(Stored data)

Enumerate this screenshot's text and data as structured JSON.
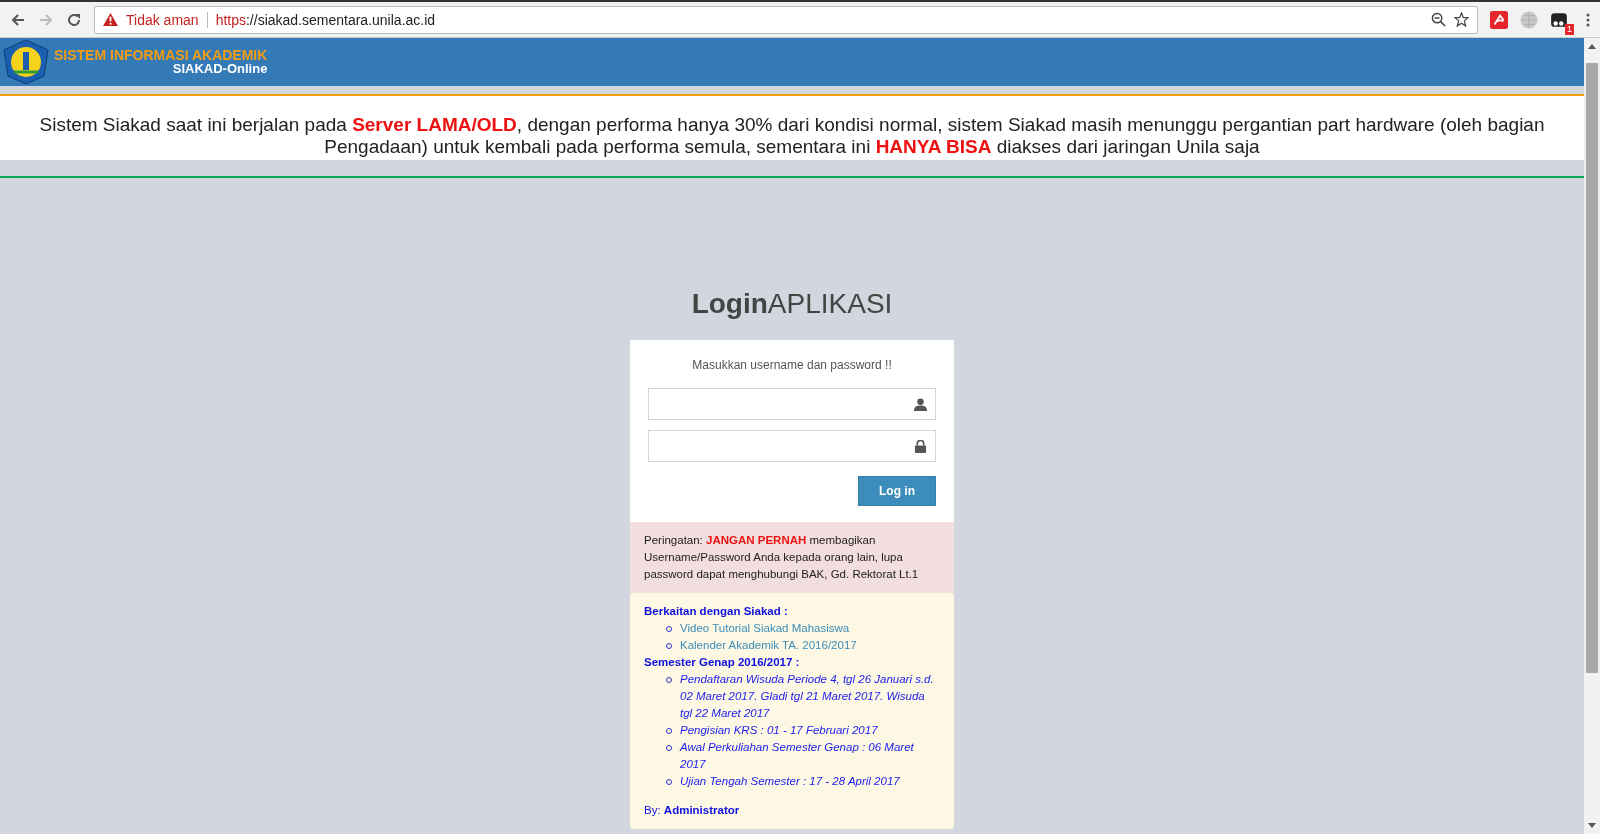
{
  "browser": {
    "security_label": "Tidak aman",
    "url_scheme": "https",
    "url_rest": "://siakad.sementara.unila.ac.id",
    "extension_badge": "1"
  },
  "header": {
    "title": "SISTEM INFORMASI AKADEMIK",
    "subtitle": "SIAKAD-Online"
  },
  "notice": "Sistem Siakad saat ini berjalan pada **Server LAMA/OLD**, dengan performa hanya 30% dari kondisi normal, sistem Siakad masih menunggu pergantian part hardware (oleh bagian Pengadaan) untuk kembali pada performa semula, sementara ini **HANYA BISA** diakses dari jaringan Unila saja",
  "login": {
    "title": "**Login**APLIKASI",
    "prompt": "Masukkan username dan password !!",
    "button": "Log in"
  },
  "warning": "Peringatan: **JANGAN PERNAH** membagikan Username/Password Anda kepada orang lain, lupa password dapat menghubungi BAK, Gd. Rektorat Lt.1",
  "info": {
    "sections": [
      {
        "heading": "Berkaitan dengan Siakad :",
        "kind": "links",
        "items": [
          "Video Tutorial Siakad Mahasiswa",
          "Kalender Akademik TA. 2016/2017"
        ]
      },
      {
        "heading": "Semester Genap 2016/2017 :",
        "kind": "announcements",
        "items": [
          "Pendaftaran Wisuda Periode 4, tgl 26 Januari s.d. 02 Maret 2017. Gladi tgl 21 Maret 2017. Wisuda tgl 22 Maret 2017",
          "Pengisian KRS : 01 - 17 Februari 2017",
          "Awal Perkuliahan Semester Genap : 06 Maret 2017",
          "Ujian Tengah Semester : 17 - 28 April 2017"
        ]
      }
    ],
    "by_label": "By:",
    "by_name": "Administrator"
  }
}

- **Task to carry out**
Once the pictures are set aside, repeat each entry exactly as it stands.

- **Expected answer**
Enumerate this screenshot's text and data as structured JSON.
{
  "browser": {
    "security_label": "Tidak aman",
    "url_scheme": "https",
    "url_rest": "://siakad.sementara.unila.ac.id",
    "extension_badge": "1"
  },
  "header": {
    "title": "SISTEM INFORMASI AKADEMIK",
    "subtitle": "SIAKAD-Online"
  },
  "notice": "Sistem Siakad saat ini berjalan pada **Server LAMA/OLD**, dengan performa hanya 30% dari kondisi normal, sistem Siakad masih menunggu pergantian part hardware (oleh bagian Pengadaan) untuk kembali pada performa semula, sementara ini **HANYA BISA** diakses dari jaringan Unila saja",
  "login": {
    "title": "**Login**APLIKASI",
    "prompt": "Masukkan username dan password !!",
    "button": "Log in"
  },
  "warning": "Peringatan: **JANGAN PERNAH** membagikan Username/Password Anda kepada orang lain, lupa password dapat menghubungi BAK, Gd. Rektorat Lt.1",
  "info": {
    "sections": [
      {
        "heading": "Berkaitan dengan Siakad :",
        "kind": "links",
        "items": [
          "Video Tutorial Siakad Mahasiswa",
          "Kalender Akademik TA. 2016/2017"
        ]
      },
      {
        "heading": "Semester Genap 2016/2017 :",
        "kind": "announcements",
        "items": [
          "Pendaftaran Wisuda Periode 4, tgl 26 Januari s.d. 02 Maret 2017. Gladi tgl 21 Maret 2017. Wisuda tgl 22 Maret 2017",
          "Pengisian KRS : 01 - 17 Februari 2017",
          "Awal Perkuliahan Semester Genap : 06 Maret 2017",
          "Ujian Tengah Semester : 17 - 28 April 2017"
        ]
      }
    ],
    "by_label": "By:",
    "by_name": "Administrator"
  }
}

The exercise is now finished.